Classroom presence is mandatory. If a student is absent for more than 5 classes without proper justification from the administration then the attendance will be 0.


ACADEMIC HONESTY
As stated in the university catalog, any student who commits an act of academic
dishonesty will receive a failing grade on the work in which the dishonesty occurred.
In addition, acts of academic dishonesty, irrespective of the weight of the assignment,
may result in the student receiving a failing grade in the course. Instances of
academic dishonesty will be reported to the Dean of Academic Affairs. A student
who is reported twice for academic dishonesty is subject to summary dismissal from
the University. In such a case, the Academic Council will then make a recommendation
to the President, who will make the final decision.

STUDENTS WITH LEARNING OR OTHER DISABILITIES
John Cabot University does not discriminate on the basis of disability or handicap.
Students with approved accommodations must inform their professors at the beginning
of the term. Please see the website for the complete policy.


SCHEDULE



Session  Session Focus  Reading Assignment  Other Assignment  Meeting Place/Exam Dates 
Week 1  Real Numbers and Algebraic Expressions (Chap. 0): Set theory: sets, subsets, union, intersection and difference of two sets; Algebraic Expressions and Sets of Numbers, Operations on Real Numbers, Properties of Real Numbers, Order of Operations and Algebraic Expressions, Exponents and Scientific Notation.    
Week 2 to 4  Linear Equations and Inequalities (Chap. 1 and 3): Linear Equations in one variable, Linear Inequalities in one variable, Compound Inequalities, Absolute Value Equations, Absolute Value Inequalities.    
Week 4 to 5  Graphing (Chap. 2): Graphing Equations, Graphing Linear Functions, The slope of a Line, Equations of Lines.    
    
Week 6 to week 7  Systems of Equations (Chap. 4): Solving systems of Linear equations in Two Variables, Solving systems of Linear equations in Three Variables.    Week 7: midterm exam 
Week 8 to week 10  Exponents, Polynomials, and Polynomial Functions (Chap. 5 and 6): Exponents and their laws, Introduction to polynomials, operations with polynomials, Multiplying Polynomials, The Greatest Common Factor and Factoring by Grouping, Factoring Trinomials, Factoring by Special Products and Factoring Strategies, Solving Equations by Factoring.    
Week 10 to week 12  Rational Expressions (Chap. 7): Multiplying and Dividing Rational Expressions, Adding and Subtracting Rational Expressions, Simplifying Complex Fractions, Dividing Polynomials, Synthetic division and the Remainder Theorem, Solving Equations Containing Rational Expressions.    
Week 12 to week 13  Rational Exponents, Radicals, and Complex Numbers (Chap. 8): Radicals and Radical Functions, Rational Exponents, Simplifying Radical Expressions, Adding, Subtracting, and Multiplying Radical Expressions, Radical Equations.    
Week 14  Quadratic Equations and Functions (Chap. 9 and 10): Solving Quadratic Equations by completing the square.
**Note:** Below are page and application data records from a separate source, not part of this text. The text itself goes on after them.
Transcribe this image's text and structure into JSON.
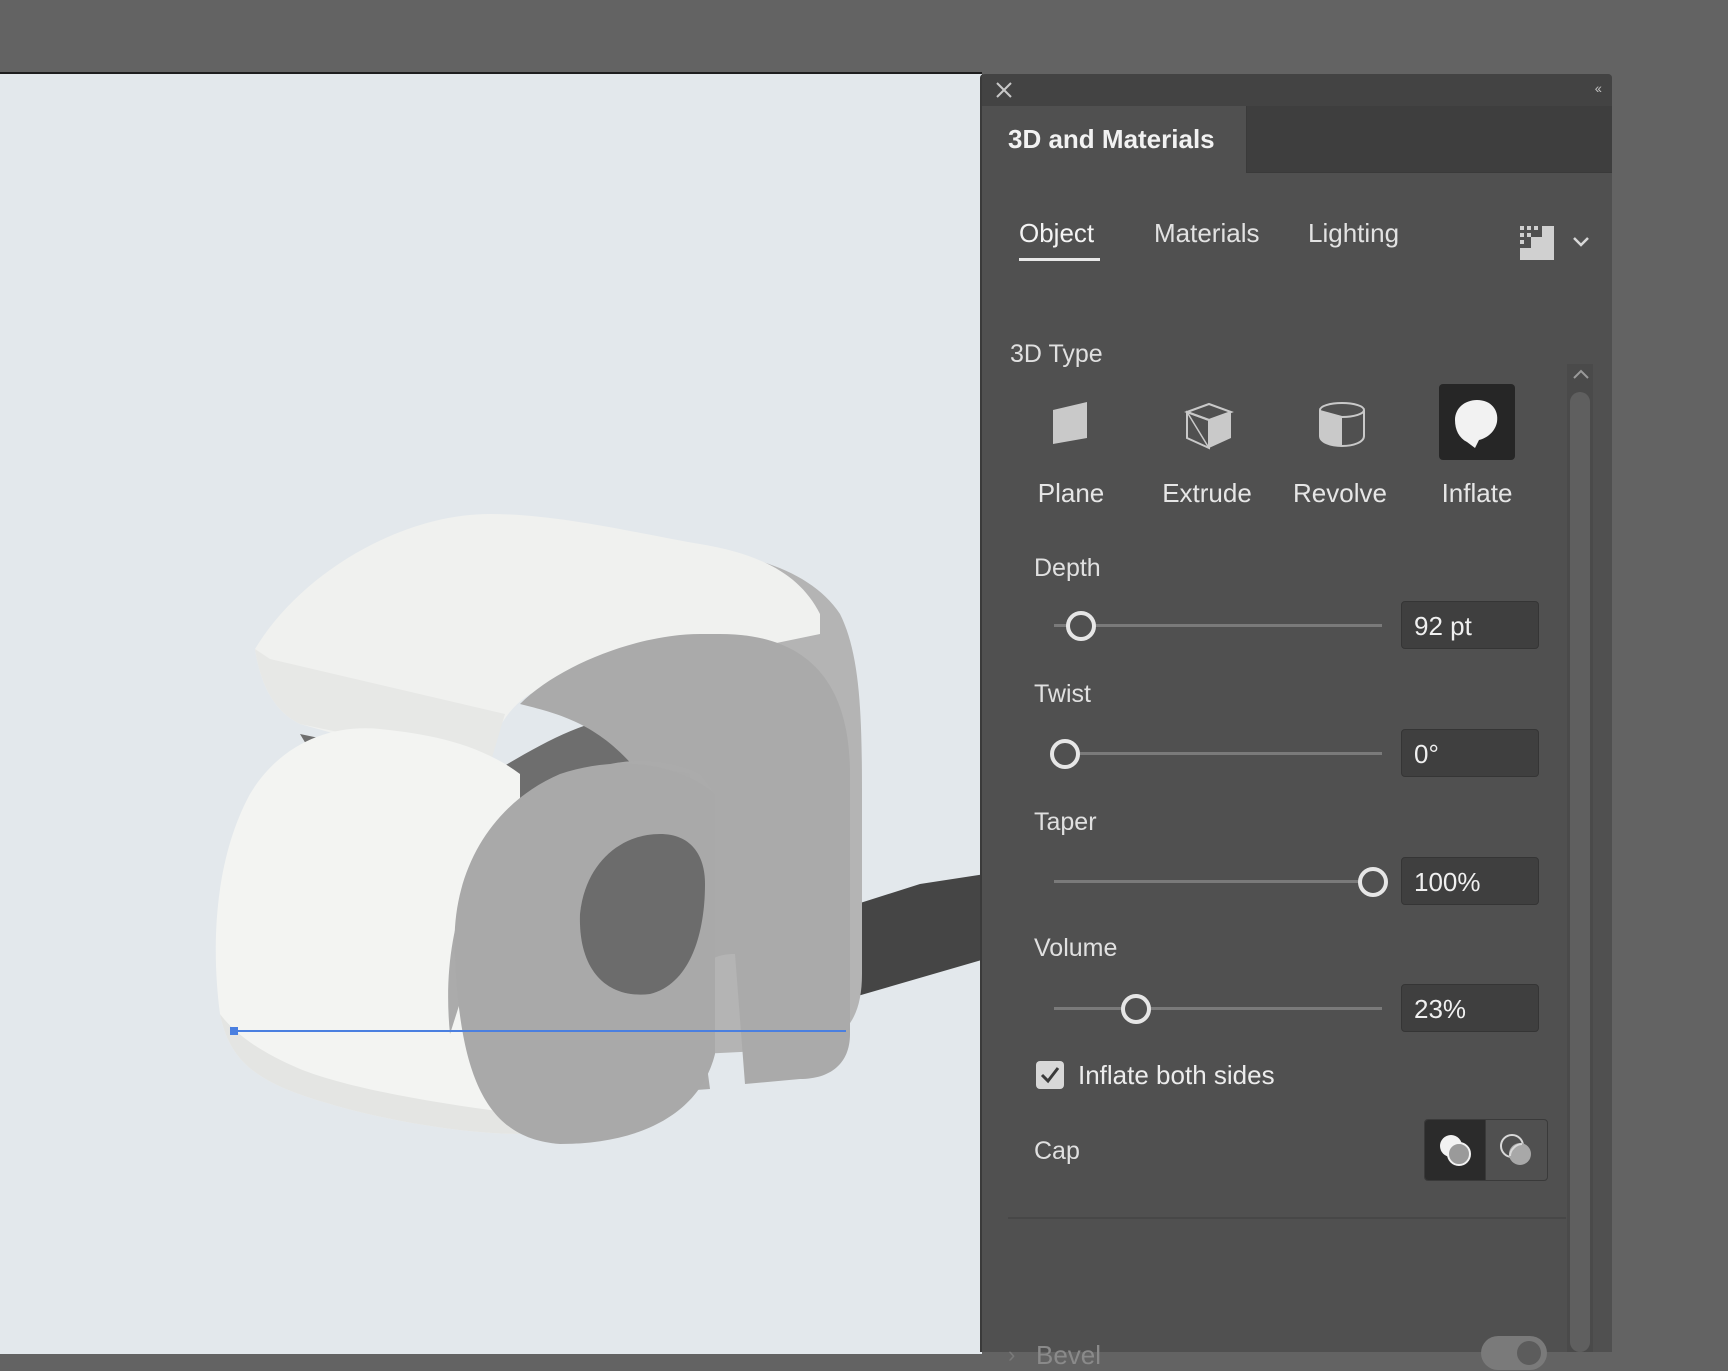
{
  "panel": {
    "title": "3D and Materials",
    "tabs": [
      {
        "label": "Object",
        "active": true
      },
      {
        "label": "Materials",
        "active": false
      },
      {
        "label": "Lighting",
        "active": false
      }
    ],
    "icons": {
      "close": "close-icon",
      "collapse": "collapse-double-chevron-icon",
      "quality": "render-quality-icon",
      "menu": "chevron-down-icon"
    }
  },
  "object": {
    "type_label": "3D Type",
    "types": [
      {
        "label": "Plane",
        "icon": "plane-icon",
        "selected": false
      },
      {
        "label": "Extrude",
        "icon": "extrude-icon",
        "selected": false
      },
      {
        "label": "Revolve",
        "icon": "revolve-icon",
        "selected": false
      },
      {
        "label": "Inflate",
        "icon": "inflate-icon",
        "selected": true
      }
    ],
    "depth": {
      "label": "Depth",
      "value": "92 pt",
      "level": 0.08
    },
    "twist": {
      "label": "Twist",
      "value": "0°",
      "level": 0.0
    },
    "taper": {
      "label": "Taper",
      "value": "100%",
      "level": 1.0
    },
    "volume": {
      "label": "Volume",
      "value": "23%",
      "level": 0.25
    },
    "inflate_both_sides": {
      "label": "Inflate both sides",
      "checked": true
    },
    "cap": {
      "label": "Cap",
      "selected": "cap-on",
      "options": [
        "cap-on-icon",
        "cap-off-icon"
      ]
    },
    "bevel": {
      "label": "Bevel",
      "enabled": false
    }
  },
  "colors": {
    "panel_bg": "#505050",
    "canvas_bg": "#e3e8ec",
    "selection_line": "#4a7fe0"
  }
}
Solving Quadratic equations by the Quadratic Formula, Solving Equations by Using Quadratic Methods. An introduction to functions.    Final exam (comprehensive) : See University schedule for date and time